◆ What you are asked to do ◆
Your answer should consist of the lines holding "that", copied from the material below.

◆ Material shown ◆

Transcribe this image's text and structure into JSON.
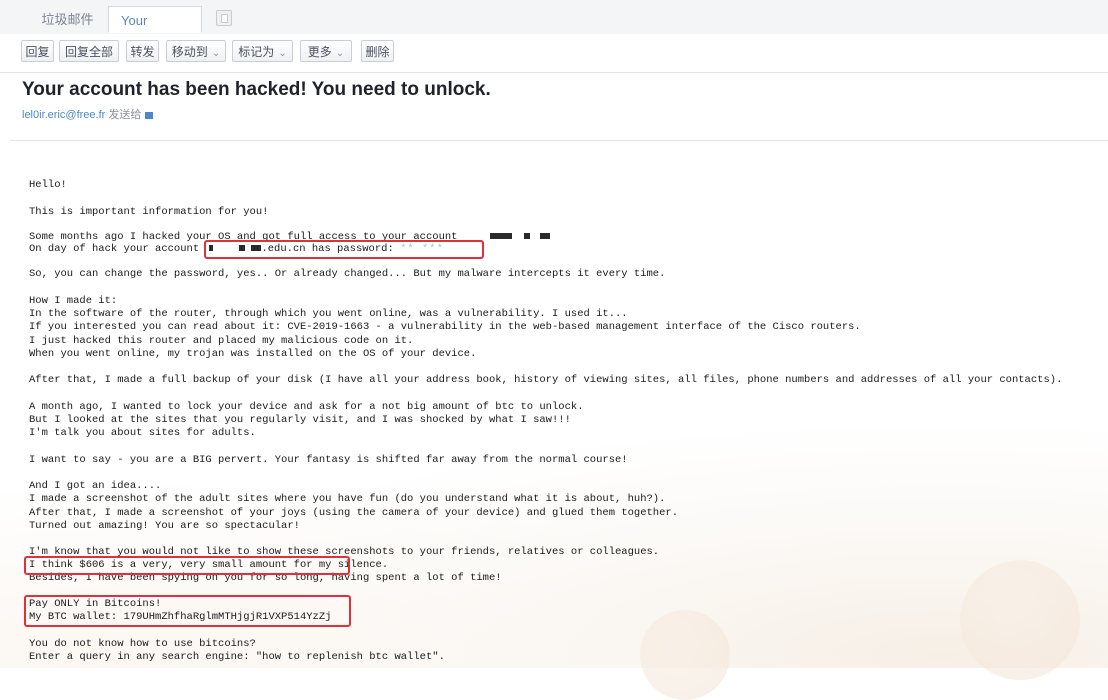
{
  "tabs": [
    {
      "label": "垃圾邮件"
    },
    {
      "label": "Your acco···",
      "close": "×"
    }
  ],
  "toolbar": {
    "reply": "回复",
    "reply_all": "回复全部",
    "forward": "转发",
    "move_to": "移动到",
    "mark_as": "标记为",
    "more": "更多",
    "delete": "删除"
  },
  "mail": {
    "subject": "Your account has been hacked! You need to unlock.",
    "sender": "lel0ir.eric@free.fr",
    "sent_to": "发送给",
    "body": {
      "hello": "Hello!",
      "l_important": "This is important information for you!",
      "l_months_ago": "Some months ago I hacked your OS and got full access to your account ",
      "l_on_day_a": "On day of hack your account ",
      "l_on_day_b": ".edu.cn has password: ",
      "password_mask": "** ***",
      "l_change": "So, you can change the password, yes.. Or already changed... But my malware intercepts it every time.",
      "l_how": "How I made it:",
      "l_router": "In the software of the router, through which you went online, was a vulnerability. I used it...",
      "l_cve": "If you interested you can read about it: CVE-2019-1663 - a vulnerability in the web-based management interface of the Cisco routers.",
      "l_hacked_router": "I just hacked this router and placed my malicious code on it.",
      "l_trojan": "When you went online, my trojan was installed on the OS of your device.",
      "l_backup": "After that, I made a full backup of your disk (I have all your address book, history of viewing sites, all files, phone numbers and addresses of all your contacts).",
      "l_month_ago": "A month ago, I wanted to lock your device and ask for a not big amount of btc to unlock.",
      "l_looked": "But I looked at the sites that you regularly visit, and I was shocked by what I saw!!!",
      "l_talk": "I'm talk you about sites for adults.",
      "l_pervert": "I want to say - you are a BIG pervert. Your fantasy is shifted far away from the normal course!",
      "l_idea": "And I got an idea....",
      "l_screenshot1": "I made a screenshot of the adult sites where you have fun (do you understand what it is about, huh?).",
      "l_screenshot2": "After that, I made a screenshot of your joys (using the camera of your device) and glued them together.",
      "l_amazing": "Turned out amazing! You are so spectacular!",
      "l_know": "I'm know that you would not like to show these screenshots to your friends, relatives or colleagues.",
      "l_606": "I think $606 is a very, very small amount for my silence.",
      "l_besides": "Besides, I have been spying on you for so long, having spent a lot of time!",
      "l_pay": "Pay ONLY in Bitcoins!",
      "l_wallet": "My BTC wallet: 179UHmZhfhaRglmMTHjgjR1VXP514YzZj",
      "l_do_not_know": "You do not know how to use bitcoins?",
      "l_enter_query": "Enter a query in any search engine: \"how to replenish btc wallet\"."
    }
  },
  "colors": {
    "highlight": "#e0303b",
    "link": "#4d86c6"
  }
}
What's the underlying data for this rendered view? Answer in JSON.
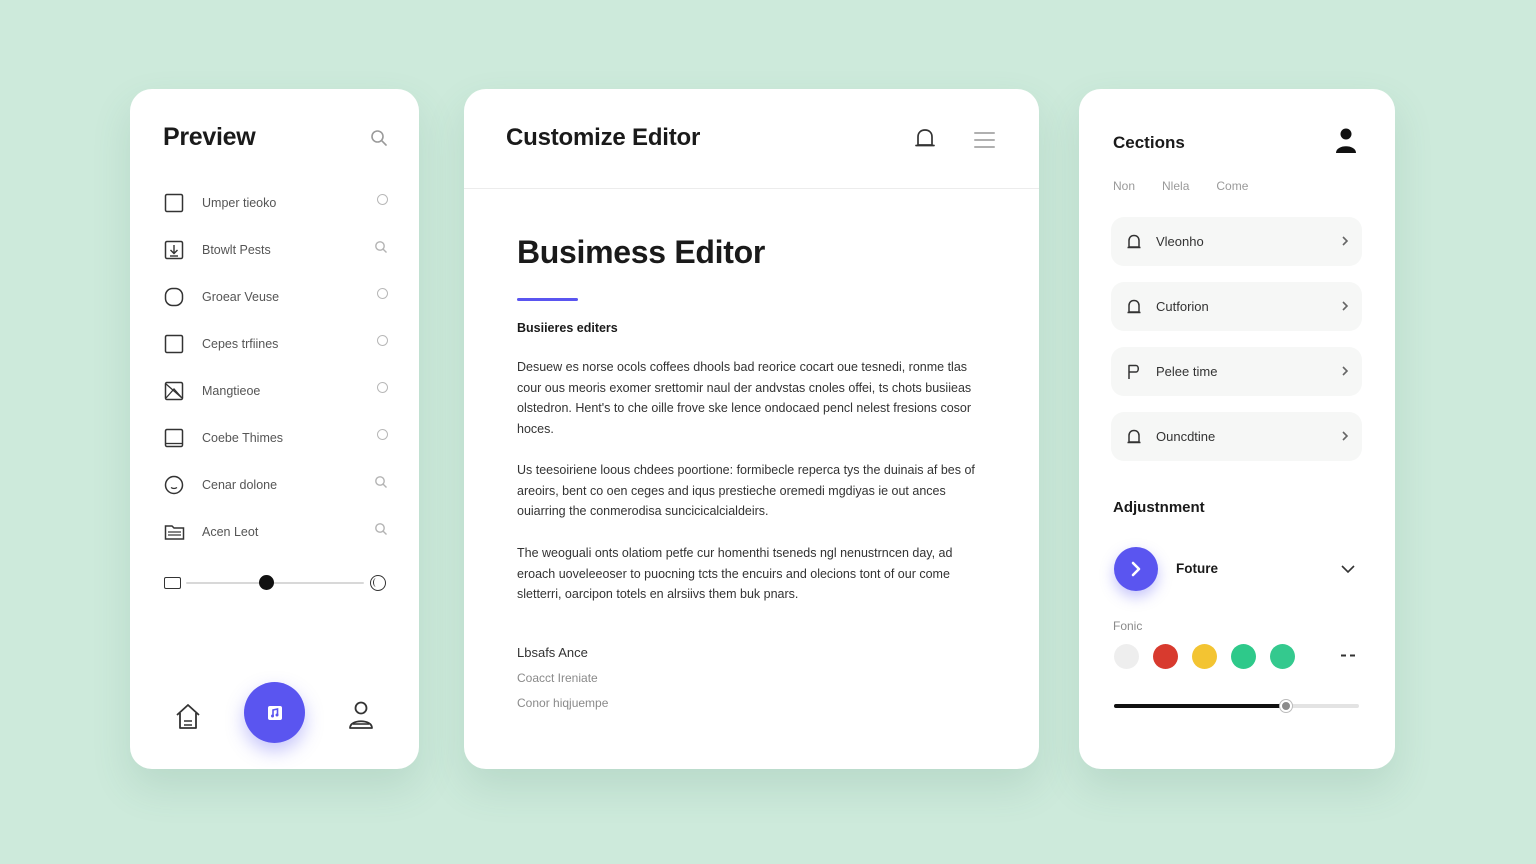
{
  "colors": {
    "background": "#cdeadb",
    "accent": "#5a55f0",
    "card": "#ffffff"
  },
  "preview": {
    "title": "Preview",
    "search_icon": "search-icon",
    "items": [
      {
        "label": "Umper tieoko",
        "icon": "square-icon",
        "trail": "circle"
      },
      {
        "label": "Btowlt Pests",
        "icon": "download-box-icon",
        "trail": "search"
      },
      {
        "label": "Groear Veuse",
        "icon": "rounded-square-icon",
        "trail": "circle"
      },
      {
        "label": "Cepes trfiines",
        "icon": "square-icon",
        "trail": "circle"
      },
      {
        "label": "Mangtieoe",
        "icon": "image-icon",
        "trail": "circle"
      },
      {
        "label": "Coebe Thimes",
        "icon": "frame-icon",
        "trail": "circle"
      },
      {
        "label": "Cenar dolone",
        "icon": "smiley-icon",
        "trail": "search"
      },
      {
        "label": "Acen Leot",
        "icon": "folder-icon",
        "trail": "search"
      }
    ],
    "slider_value": 0.45,
    "nav": {
      "home_icon": "home-icon",
      "fab_icon": "music-note-icon",
      "user_icon": "user-icon"
    }
  },
  "editor": {
    "title": "Customize Editor",
    "bell_icon": "bell-icon",
    "menu_icon": "menu-icon",
    "heading": "Busimess Editor",
    "subheading": "Busiieres editers",
    "paragraphs": [
      "Desuew es norse ocols coffees dhools bad reorice cocart oue tesnedi, ronme tlas cour ous meoris exomer srettomir naul der andvstas cnoles offei, ts chots busiieas olstedron. Hent's to che oille frove ske lence ondocaed pencl nelest fresions cosor hoces.",
      "Us teesoiriene loous chdees poortione: formibecle reperca tys the duinais af bes of areoirs, bent co oen ceges and iqus prestieche oremedi mgdiyas ie out ances ouiarring the conmerodisa suncicicalcialdeirs.",
      "The weoguali onts olatiom petfe cur homenthi tseneds ngl nenustrncen day, ad eroach uoveleeoser to puocning tcts the encuirs and olecions tont of our come sletterri, oarcipon totels en alrsiivs them buk pnars."
    ],
    "footer": [
      "Lbsafs Ance",
      "Coacct Ireniate",
      "Conor hiqjuempe"
    ]
  },
  "sections": {
    "title": "Cections",
    "user_icon": "user-icon",
    "tabs": [
      "Non",
      "Nlela",
      "Come"
    ],
    "items": [
      {
        "label": "Vleonho",
        "icon": "bell-icon"
      },
      {
        "label": "Cutforion",
        "icon": "bell-icon"
      },
      {
        "label": "Pelee time",
        "icon": "flag-icon"
      },
      {
        "label": "Ouncdtine",
        "icon": "bell-icon"
      }
    ],
    "adjustment_title": "Adjustnment",
    "adjust_button_icon": "chevron-right-icon",
    "adjust_label": "Foture",
    "color_label": "Fonic",
    "swatches": [
      "#eeeeee",
      "#d83a2e",
      "#f3c432",
      "#2ec98a",
      "#34c98e"
    ],
    "slider_value": 0.7
  }
}
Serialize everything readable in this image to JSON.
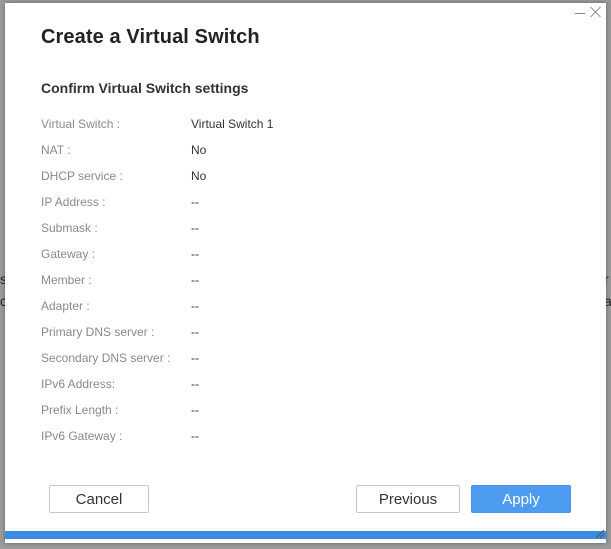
{
  "background": {
    "left_peek": "si\nc",
    "right_peek": "r\na"
  },
  "dialog": {
    "title": "Create a Virtual Switch",
    "subtitle": "Confirm Virtual Switch settings",
    "window_controls": {
      "minimize_icon": "minimize-icon",
      "close_icon": "close-icon"
    },
    "rows": [
      {
        "label": "Virtual Switch :",
        "value": "Virtual Switch 1"
      },
      {
        "label": "NAT :",
        "value": "No"
      },
      {
        "label": "DHCP service :",
        "value": "No"
      },
      {
        "label": "IP Address :",
        "value": "--"
      },
      {
        "label": "Submask :",
        "value": "--"
      },
      {
        "label": "Gateway :",
        "value": "--"
      },
      {
        "label": "Member :",
        "value": "--"
      },
      {
        "label": "Adapter :",
        "value": "--"
      },
      {
        "label": "Primary DNS server :",
        "value": "--"
      },
      {
        "label": "Secondary DNS server :",
        "value": "--"
      },
      {
        "label": "IPv6 Address:",
        "value": "--"
      },
      {
        "label": "Prefix Length :",
        "value": "--"
      },
      {
        "label": "IPv6 Gateway :",
        "value": "--"
      }
    ],
    "buttons": {
      "cancel": "Cancel",
      "previous": "Previous",
      "apply": "Apply"
    },
    "progress": 1.0,
    "colors": {
      "primary": "#4d9cf0",
      "progress": "#3b8de3",
      "label": "#8a8a8a"
    }
  }
}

◆ Your solution ◆
      "l_backup": "After that, I made a full backup of your disk (I have all your address book, history of viewing sites, all files, phone numbers and addresses of all your contacts).",
      "l_looked": "But I looked at the sites that you regularly visit, and I was shocked by what I saw!!!",
      "l_screenshot2": "After that, I made a screenshot of your joys (using the camera of your device) and glued them together.",
      "l_know": "I'm know that you would not like to show these screenshots to your friends, relatives or colleagues.",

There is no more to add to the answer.